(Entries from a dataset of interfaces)

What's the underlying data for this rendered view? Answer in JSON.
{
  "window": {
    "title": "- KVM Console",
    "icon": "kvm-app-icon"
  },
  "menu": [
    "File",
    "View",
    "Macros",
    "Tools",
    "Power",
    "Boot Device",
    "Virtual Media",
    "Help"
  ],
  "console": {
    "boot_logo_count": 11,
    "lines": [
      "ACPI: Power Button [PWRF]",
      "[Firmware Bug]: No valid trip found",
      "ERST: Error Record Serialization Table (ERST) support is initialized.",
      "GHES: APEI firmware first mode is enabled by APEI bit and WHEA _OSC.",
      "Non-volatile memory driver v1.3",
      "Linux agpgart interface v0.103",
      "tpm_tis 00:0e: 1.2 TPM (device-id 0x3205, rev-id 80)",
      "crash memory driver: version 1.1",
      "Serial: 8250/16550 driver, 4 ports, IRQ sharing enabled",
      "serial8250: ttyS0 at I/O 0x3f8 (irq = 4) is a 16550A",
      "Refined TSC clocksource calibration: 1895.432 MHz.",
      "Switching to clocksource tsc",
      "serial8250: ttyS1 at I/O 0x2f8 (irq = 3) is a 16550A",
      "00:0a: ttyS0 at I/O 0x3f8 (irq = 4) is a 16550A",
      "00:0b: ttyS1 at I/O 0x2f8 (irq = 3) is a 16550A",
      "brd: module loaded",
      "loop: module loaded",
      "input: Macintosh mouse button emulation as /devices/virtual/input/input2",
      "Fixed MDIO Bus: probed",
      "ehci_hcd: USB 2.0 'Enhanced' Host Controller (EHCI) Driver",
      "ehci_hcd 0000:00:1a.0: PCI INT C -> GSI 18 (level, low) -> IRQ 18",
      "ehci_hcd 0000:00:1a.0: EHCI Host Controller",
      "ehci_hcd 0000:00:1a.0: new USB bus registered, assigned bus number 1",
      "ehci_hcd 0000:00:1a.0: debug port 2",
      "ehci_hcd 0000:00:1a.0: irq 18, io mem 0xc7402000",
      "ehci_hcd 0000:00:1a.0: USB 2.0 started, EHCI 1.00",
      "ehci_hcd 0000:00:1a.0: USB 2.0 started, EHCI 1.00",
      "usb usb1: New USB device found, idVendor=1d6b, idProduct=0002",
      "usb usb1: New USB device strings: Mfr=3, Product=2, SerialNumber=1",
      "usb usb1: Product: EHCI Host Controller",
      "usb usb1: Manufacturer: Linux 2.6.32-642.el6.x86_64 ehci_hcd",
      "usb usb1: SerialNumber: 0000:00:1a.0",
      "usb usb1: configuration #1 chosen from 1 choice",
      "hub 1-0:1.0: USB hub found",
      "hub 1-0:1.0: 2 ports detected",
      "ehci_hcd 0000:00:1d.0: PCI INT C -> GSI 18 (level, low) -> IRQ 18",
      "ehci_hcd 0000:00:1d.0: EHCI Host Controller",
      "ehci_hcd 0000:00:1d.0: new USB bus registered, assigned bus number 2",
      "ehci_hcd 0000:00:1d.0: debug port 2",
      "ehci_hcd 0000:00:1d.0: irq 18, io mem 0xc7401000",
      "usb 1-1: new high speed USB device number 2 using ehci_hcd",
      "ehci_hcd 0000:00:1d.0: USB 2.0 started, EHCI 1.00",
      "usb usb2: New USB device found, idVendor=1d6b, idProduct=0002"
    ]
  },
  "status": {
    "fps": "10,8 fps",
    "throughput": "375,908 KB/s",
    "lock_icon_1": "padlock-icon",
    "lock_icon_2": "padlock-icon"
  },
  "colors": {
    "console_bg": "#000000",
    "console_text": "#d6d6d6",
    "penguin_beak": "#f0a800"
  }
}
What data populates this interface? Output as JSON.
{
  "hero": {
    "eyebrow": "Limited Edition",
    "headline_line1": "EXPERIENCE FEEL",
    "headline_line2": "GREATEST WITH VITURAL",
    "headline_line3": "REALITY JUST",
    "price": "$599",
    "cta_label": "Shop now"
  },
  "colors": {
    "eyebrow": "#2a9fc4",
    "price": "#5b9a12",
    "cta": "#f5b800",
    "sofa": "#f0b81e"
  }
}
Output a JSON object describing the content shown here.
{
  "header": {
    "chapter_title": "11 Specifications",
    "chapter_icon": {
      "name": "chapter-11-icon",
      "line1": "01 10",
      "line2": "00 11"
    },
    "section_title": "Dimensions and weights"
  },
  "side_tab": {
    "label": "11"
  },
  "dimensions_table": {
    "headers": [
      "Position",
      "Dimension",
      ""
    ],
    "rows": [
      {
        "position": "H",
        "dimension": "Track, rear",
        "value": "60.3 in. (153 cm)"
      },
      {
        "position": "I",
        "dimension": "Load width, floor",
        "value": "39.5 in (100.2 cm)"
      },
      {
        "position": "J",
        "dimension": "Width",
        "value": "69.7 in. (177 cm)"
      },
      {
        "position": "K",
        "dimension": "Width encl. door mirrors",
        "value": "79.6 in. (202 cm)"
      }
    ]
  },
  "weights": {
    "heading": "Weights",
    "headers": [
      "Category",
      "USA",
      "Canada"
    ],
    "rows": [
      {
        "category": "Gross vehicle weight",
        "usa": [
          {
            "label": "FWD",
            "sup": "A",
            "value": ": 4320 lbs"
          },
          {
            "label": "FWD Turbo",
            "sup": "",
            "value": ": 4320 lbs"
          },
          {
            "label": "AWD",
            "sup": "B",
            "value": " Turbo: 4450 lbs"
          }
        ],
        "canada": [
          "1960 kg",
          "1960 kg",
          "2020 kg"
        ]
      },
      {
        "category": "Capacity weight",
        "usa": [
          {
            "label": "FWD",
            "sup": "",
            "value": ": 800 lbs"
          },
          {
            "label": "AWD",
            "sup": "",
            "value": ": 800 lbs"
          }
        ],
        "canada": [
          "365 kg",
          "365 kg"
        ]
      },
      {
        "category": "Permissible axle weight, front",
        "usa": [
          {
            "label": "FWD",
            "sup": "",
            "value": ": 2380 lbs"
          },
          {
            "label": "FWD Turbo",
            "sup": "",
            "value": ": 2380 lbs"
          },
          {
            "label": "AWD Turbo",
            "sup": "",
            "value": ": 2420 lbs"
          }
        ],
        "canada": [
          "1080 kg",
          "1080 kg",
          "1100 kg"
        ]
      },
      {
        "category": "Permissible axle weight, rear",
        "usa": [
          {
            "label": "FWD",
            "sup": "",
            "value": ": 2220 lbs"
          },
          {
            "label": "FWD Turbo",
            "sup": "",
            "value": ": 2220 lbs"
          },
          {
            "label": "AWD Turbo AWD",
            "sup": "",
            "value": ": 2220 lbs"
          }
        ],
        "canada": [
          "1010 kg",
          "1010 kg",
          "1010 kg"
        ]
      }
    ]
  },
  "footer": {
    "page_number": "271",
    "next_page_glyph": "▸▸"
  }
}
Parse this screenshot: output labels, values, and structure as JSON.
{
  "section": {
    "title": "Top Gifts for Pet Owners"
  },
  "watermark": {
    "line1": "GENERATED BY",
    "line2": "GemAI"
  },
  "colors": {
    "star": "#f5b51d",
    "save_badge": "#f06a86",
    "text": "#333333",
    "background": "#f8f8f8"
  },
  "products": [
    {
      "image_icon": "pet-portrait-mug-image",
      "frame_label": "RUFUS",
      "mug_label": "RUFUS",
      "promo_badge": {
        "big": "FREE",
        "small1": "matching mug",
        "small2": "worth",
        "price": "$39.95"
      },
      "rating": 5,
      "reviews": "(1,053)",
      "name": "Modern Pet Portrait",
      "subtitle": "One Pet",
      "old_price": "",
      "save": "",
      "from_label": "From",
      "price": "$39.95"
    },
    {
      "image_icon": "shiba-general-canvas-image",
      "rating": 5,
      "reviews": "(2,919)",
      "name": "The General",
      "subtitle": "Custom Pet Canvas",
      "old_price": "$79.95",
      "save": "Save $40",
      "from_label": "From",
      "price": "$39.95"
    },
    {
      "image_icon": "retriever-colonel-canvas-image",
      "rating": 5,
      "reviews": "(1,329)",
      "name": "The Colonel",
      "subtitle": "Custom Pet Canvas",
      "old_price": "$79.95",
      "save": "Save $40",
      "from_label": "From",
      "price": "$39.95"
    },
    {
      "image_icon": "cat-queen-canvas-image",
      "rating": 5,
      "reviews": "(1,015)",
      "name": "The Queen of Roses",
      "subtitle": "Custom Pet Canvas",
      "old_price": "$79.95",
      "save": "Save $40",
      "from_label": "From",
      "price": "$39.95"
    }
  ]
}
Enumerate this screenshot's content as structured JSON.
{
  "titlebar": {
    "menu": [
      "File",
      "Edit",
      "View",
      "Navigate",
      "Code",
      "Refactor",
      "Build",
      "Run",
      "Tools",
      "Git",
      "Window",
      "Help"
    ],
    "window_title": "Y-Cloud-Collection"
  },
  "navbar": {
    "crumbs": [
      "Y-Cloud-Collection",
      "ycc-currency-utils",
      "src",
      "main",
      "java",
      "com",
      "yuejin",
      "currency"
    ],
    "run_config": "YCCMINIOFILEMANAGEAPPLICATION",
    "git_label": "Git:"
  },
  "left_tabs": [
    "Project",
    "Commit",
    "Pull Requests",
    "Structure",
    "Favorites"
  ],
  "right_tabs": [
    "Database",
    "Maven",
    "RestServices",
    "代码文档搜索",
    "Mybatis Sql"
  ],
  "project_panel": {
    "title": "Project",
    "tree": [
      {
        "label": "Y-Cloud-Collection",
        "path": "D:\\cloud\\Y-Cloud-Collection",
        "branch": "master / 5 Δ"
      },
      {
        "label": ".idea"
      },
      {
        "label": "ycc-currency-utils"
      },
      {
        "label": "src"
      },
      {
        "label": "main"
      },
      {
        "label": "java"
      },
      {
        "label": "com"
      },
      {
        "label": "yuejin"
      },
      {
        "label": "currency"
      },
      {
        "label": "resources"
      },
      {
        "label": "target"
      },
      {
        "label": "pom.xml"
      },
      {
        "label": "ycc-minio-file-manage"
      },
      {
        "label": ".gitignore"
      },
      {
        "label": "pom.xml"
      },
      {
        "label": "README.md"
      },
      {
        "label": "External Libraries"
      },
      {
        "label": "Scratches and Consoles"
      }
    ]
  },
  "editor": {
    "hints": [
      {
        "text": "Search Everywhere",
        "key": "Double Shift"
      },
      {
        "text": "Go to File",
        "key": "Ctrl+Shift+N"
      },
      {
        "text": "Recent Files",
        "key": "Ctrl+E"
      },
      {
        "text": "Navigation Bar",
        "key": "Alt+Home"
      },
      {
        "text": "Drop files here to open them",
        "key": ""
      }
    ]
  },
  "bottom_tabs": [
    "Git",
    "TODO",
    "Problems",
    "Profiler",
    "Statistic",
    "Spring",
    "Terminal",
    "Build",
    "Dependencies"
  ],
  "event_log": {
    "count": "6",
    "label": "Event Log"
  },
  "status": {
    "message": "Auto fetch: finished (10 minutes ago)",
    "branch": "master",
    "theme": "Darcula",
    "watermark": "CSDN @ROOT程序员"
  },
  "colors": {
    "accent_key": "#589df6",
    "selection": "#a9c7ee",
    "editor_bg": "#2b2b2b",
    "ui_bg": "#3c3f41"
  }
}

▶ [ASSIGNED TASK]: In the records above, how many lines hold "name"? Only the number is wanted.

▶ [ANSWER FOR THE TASK]: 5